● **ACTIVITY**
All lines after the one containing "Decode this image" are needed, along with that line itself. Please repeat them exactly through the end of the entries.

(Entries taken from a collection)
════════════════════

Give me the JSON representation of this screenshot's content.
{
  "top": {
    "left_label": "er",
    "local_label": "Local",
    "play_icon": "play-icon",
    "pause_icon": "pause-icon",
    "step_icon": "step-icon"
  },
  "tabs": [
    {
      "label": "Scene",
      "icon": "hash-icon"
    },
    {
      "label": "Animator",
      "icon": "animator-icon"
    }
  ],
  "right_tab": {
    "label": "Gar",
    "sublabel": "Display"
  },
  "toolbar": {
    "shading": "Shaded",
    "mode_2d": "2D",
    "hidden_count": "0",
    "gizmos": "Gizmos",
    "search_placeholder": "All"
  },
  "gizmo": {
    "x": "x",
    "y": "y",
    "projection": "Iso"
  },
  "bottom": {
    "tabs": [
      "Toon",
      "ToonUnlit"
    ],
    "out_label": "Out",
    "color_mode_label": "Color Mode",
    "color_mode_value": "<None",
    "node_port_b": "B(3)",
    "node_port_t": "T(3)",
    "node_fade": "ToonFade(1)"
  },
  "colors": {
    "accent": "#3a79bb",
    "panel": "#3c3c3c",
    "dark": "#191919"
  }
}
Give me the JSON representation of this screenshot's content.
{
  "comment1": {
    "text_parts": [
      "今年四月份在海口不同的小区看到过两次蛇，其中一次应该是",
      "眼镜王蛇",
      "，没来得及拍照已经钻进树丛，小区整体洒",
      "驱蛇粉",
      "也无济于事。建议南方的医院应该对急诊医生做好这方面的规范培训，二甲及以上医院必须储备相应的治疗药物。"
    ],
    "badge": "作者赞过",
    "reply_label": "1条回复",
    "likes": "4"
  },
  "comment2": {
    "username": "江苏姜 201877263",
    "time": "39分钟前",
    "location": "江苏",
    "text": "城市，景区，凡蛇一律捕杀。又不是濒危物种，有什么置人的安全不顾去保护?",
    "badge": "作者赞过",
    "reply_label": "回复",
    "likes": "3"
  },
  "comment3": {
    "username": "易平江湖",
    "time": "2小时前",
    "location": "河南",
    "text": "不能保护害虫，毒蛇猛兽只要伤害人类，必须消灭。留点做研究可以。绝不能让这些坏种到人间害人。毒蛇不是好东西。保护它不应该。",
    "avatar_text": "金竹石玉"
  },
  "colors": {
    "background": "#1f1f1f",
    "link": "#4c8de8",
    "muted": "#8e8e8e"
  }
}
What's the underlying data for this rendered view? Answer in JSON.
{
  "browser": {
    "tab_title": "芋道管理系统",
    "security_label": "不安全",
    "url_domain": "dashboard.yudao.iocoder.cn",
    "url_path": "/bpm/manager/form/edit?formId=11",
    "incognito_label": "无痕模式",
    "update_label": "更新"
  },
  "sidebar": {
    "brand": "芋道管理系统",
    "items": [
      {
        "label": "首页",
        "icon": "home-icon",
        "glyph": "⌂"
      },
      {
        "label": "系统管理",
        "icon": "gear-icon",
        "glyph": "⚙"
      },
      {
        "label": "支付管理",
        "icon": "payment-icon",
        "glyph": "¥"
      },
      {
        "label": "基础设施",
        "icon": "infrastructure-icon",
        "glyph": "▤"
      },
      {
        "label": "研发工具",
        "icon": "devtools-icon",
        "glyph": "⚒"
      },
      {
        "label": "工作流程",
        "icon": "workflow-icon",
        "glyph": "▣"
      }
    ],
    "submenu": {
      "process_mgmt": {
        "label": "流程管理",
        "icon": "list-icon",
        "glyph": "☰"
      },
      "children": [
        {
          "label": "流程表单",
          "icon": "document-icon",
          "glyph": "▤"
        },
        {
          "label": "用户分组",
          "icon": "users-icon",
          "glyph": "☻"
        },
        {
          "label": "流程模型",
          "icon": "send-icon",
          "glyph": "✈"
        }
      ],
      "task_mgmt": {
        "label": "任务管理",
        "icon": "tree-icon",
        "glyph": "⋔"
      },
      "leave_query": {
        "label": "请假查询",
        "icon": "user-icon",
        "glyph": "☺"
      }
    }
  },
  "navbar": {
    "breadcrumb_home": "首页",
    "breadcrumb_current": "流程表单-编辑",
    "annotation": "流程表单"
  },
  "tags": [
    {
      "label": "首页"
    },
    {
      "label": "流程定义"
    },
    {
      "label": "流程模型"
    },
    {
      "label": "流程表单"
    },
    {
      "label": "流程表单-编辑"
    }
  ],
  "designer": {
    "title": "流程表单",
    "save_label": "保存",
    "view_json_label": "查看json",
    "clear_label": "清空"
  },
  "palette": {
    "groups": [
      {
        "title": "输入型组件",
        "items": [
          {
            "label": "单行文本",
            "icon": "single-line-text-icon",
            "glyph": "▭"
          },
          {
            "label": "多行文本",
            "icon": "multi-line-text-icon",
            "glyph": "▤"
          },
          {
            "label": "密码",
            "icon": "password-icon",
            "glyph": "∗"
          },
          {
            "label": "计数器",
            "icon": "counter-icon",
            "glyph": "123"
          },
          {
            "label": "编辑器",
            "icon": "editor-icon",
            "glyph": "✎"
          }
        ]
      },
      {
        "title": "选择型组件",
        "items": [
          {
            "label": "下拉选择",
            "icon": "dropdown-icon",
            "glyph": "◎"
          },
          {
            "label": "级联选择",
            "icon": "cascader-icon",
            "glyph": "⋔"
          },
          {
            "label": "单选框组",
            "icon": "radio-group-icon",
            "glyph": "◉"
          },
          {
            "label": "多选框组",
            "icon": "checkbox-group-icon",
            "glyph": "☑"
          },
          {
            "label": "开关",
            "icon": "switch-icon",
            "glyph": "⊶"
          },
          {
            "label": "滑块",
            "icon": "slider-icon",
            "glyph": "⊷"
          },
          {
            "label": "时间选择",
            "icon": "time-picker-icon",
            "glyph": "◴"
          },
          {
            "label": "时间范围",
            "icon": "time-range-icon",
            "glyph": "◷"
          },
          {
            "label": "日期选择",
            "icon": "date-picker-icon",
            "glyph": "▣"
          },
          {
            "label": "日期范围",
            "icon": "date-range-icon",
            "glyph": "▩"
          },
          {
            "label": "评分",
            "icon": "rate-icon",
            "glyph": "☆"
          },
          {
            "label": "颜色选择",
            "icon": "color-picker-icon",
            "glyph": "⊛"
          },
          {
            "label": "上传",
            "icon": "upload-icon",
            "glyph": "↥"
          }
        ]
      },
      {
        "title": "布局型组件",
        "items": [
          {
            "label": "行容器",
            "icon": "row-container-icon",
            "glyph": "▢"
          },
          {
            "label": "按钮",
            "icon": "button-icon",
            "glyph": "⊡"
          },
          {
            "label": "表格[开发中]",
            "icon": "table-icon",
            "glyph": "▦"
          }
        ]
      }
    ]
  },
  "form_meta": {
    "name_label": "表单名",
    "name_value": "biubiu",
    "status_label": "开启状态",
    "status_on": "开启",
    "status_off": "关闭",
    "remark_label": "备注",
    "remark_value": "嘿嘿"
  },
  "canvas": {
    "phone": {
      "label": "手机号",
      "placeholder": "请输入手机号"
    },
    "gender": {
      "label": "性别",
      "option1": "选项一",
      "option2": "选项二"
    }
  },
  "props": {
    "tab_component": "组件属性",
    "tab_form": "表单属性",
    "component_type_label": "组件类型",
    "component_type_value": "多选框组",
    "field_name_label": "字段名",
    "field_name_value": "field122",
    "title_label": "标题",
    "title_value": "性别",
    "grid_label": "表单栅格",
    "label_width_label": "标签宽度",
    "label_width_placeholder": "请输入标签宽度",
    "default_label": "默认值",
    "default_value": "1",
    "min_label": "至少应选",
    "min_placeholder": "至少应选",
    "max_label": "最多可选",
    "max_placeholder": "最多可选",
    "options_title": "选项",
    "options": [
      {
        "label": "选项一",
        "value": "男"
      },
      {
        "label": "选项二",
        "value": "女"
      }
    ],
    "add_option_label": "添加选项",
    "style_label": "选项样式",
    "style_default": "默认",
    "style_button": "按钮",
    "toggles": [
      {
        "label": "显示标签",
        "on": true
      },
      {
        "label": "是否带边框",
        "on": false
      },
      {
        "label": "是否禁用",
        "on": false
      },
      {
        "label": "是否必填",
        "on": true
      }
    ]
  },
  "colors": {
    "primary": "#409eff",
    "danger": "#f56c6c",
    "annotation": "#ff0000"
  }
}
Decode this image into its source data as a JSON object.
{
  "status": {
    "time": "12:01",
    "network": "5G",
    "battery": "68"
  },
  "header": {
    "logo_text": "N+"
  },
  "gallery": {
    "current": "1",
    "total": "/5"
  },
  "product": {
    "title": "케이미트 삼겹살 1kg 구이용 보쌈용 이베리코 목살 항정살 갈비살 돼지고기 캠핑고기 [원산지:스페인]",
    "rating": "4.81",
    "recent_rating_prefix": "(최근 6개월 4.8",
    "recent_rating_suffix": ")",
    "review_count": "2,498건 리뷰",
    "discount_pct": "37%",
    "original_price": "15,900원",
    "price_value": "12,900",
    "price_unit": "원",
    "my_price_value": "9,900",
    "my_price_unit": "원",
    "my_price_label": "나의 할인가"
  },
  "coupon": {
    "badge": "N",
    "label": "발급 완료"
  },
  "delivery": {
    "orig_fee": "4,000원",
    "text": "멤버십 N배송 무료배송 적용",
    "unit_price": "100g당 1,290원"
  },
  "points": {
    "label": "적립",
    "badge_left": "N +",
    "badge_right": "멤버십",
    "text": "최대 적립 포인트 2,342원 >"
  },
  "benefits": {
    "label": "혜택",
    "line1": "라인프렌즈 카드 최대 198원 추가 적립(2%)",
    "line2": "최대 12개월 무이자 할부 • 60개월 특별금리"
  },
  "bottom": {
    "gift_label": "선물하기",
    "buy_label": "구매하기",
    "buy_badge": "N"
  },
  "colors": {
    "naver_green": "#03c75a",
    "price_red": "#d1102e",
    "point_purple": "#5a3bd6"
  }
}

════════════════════

● **TASK ANSWER**
Decode this image into its source data as a JSON object.
{
  "status": {
    "time": "12:01",
    "network": "5G",
    "battery": "68"
  },
  "header": {
    "logo_text": "N+"
  },
  "gallery": {
    "current": "1",
    "total": "/5"
  },
  "product": {
    "title": "케이미트 삼겹살 1kg 구이용 보쌈용 이베리코 목살 항정살 갈비살 돼지고기 캠핑고기 [원산지:스페인]",
    "rating": "4.81",
    "recent_rating_prefix": "(최근 6개월 4.8",
    "recent_rating_suffix": ")",
    "review_count": "2,498건 리뷰",
    "discount_pct": "37%",
    "original_price": "15,900원",
    "price_value": "12,900",
    "price_unit": "원",
    "my_price_value": "9,900",
    "my_price_unit": "원",
    "my_price_label": "나의 할인가"
  },
  "coupon": {
    "badge": "N",
    "label": "발급 완료"
  },
  "delivery": {
    "orig_fee": "4,000원",
    "text": "멤버십 N배송 무료배송 적용",
    "unit_price": "100g당 1,290원"
  },
  "points": {
    "label": "적립",
    "badge_left": "N +",
    "badge_right": "멤버십",
    "text": "최대 적립 포인트 2,342원 >"
  },
  "benefits": {
    "label": "혜택",
    "line1": "라인프렌즈 카드 최대 198원 추가 적립(2%)",
    "line2": "최대 12개월 무이자 할부 • 60개월 특별금리"
  },
  "bottom": {
    "gift_label": "선물하기",
    "buy_label": "구매하기",
    "buy_badge": "N"
  },
  "colors": {
    "naver_green": "#03c75a",
    "price_red": "#d1102e",
    "point_purple": "#5a3bd6"
  }
}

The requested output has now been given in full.